• Work item
Scan the entries below for the word "screenshot" and copy every line in which it occurs.

*** Begin section ***

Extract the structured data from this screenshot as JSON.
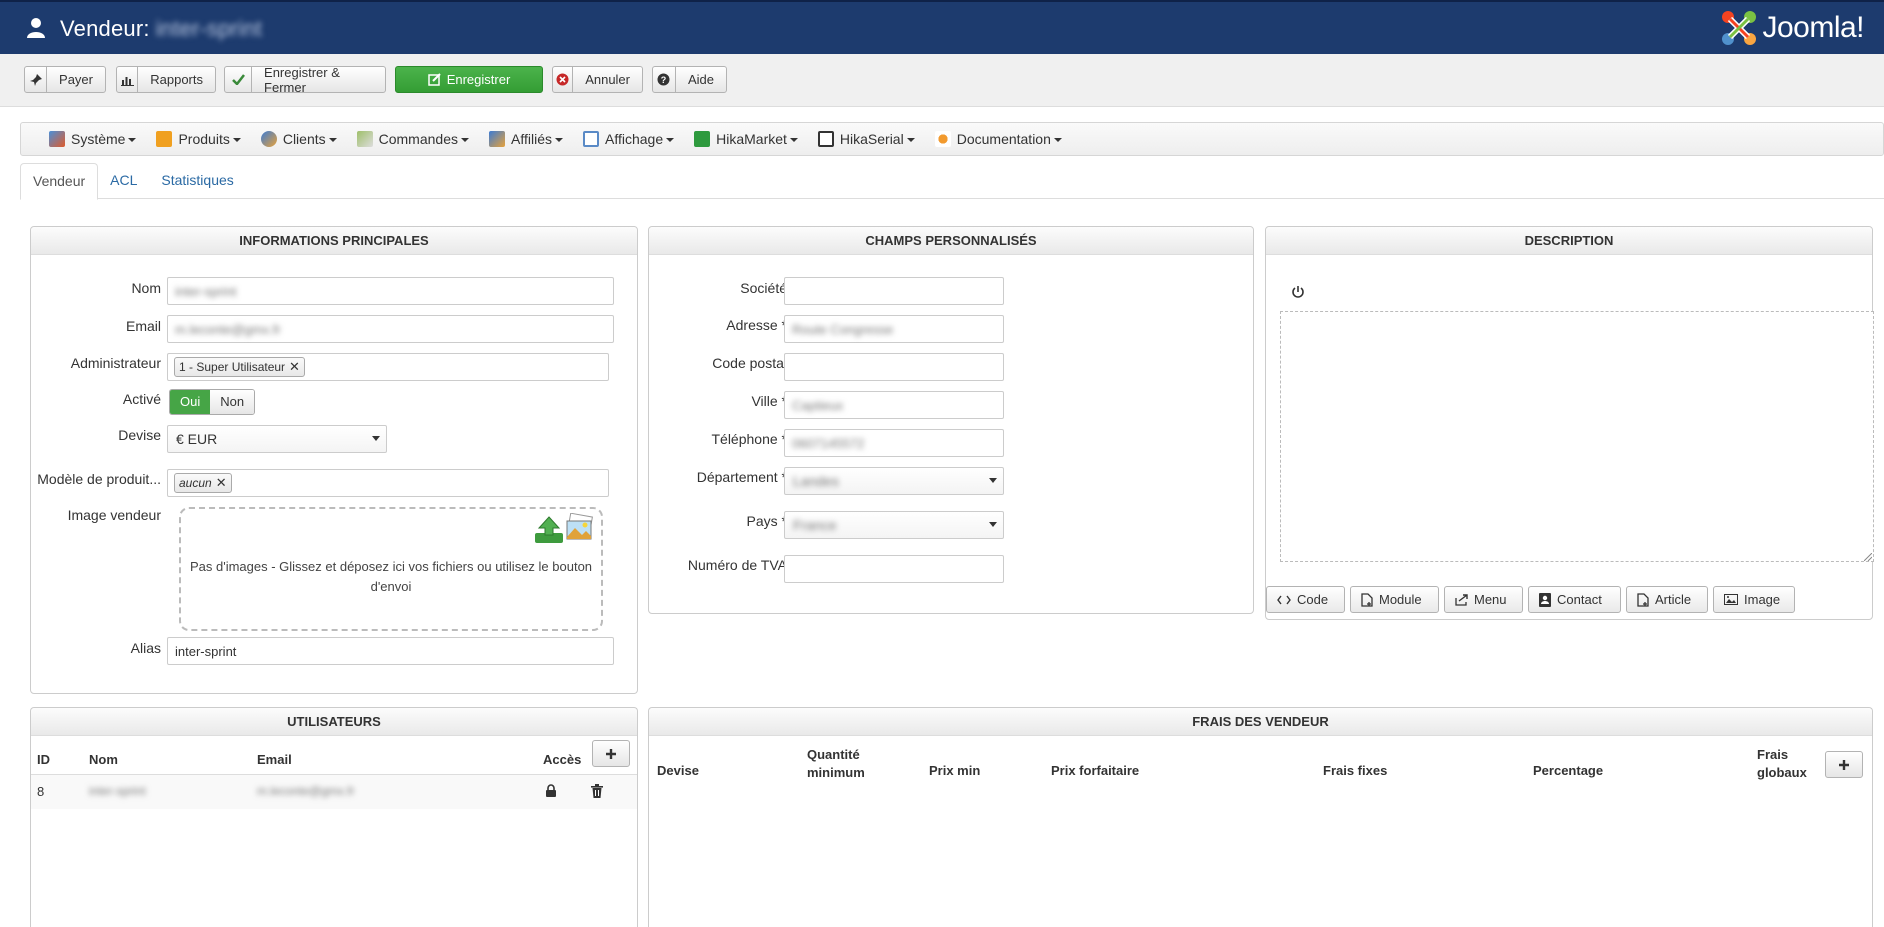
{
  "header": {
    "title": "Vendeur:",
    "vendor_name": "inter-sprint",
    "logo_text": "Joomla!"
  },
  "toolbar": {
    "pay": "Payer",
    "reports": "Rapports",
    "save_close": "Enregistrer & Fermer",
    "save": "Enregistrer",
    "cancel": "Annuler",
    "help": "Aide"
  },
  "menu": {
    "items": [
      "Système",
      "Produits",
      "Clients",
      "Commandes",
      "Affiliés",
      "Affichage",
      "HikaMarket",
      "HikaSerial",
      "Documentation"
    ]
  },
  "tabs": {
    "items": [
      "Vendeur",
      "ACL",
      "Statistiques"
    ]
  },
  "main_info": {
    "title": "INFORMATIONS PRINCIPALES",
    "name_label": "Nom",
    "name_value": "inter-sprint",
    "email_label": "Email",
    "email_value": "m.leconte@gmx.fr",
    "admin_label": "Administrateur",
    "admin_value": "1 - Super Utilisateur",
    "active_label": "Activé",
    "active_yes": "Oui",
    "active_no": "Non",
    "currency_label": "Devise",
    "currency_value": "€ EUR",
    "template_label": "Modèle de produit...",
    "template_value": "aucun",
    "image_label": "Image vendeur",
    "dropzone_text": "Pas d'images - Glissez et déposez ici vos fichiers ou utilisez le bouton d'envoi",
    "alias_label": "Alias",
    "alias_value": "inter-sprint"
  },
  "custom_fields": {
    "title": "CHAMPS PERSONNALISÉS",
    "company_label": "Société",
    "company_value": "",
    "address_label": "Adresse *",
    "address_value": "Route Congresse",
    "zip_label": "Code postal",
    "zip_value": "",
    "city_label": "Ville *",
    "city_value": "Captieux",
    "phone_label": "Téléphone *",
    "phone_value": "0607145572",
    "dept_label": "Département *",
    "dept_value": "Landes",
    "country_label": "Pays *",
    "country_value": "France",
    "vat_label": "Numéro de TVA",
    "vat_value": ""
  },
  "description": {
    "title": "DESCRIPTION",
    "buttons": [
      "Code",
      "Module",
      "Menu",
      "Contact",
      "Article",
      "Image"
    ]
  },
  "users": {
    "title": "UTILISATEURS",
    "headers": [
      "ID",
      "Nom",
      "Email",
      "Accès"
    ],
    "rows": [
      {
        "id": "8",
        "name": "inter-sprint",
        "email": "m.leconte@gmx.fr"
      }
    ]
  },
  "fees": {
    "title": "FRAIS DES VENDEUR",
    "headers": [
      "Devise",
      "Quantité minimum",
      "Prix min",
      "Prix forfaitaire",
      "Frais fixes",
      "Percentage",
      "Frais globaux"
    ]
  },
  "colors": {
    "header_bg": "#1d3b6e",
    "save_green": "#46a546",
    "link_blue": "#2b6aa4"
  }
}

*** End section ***
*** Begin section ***

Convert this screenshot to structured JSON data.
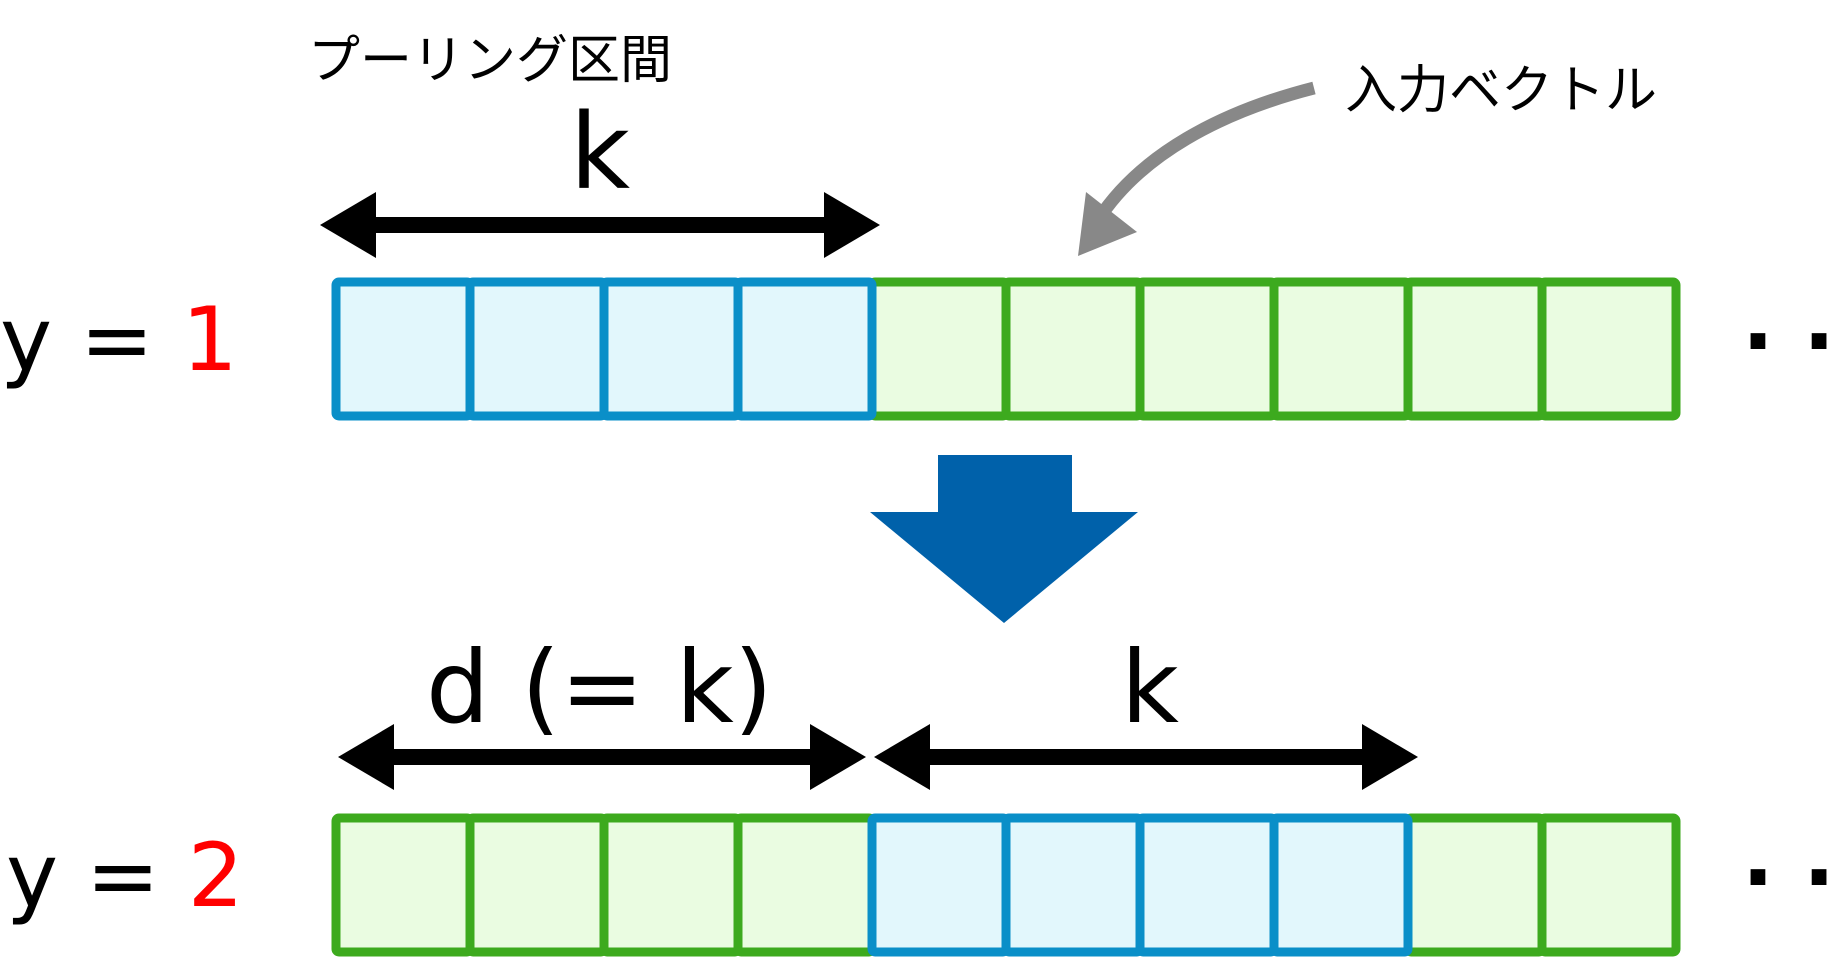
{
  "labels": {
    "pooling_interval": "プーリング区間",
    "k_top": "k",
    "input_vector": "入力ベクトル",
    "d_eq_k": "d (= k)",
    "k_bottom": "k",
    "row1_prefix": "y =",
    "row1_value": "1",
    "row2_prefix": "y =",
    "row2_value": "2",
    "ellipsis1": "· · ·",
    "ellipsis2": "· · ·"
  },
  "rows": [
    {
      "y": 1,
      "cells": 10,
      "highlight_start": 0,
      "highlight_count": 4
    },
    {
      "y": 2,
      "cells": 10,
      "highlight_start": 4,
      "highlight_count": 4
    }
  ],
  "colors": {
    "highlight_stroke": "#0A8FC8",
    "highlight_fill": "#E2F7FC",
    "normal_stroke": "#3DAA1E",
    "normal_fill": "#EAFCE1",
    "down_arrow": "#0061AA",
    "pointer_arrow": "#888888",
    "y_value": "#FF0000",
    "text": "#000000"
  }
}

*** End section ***
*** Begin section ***

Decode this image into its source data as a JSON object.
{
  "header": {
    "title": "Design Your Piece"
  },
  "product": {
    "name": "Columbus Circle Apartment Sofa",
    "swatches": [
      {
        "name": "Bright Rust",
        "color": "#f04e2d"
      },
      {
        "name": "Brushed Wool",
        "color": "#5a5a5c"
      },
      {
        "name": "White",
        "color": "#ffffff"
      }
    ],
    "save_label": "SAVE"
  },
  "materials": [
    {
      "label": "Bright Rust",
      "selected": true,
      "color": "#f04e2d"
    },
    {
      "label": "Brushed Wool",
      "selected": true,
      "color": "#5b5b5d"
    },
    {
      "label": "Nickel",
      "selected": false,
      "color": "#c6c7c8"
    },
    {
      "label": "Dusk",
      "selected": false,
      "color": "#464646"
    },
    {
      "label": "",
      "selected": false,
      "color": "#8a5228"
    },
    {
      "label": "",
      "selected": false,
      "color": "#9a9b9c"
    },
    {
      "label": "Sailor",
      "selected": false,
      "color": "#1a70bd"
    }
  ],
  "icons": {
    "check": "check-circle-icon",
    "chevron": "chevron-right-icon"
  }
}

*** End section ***

• Output
Extract the structured data from this screenshot as JSON.
Convert this screenshot to structured JSON data.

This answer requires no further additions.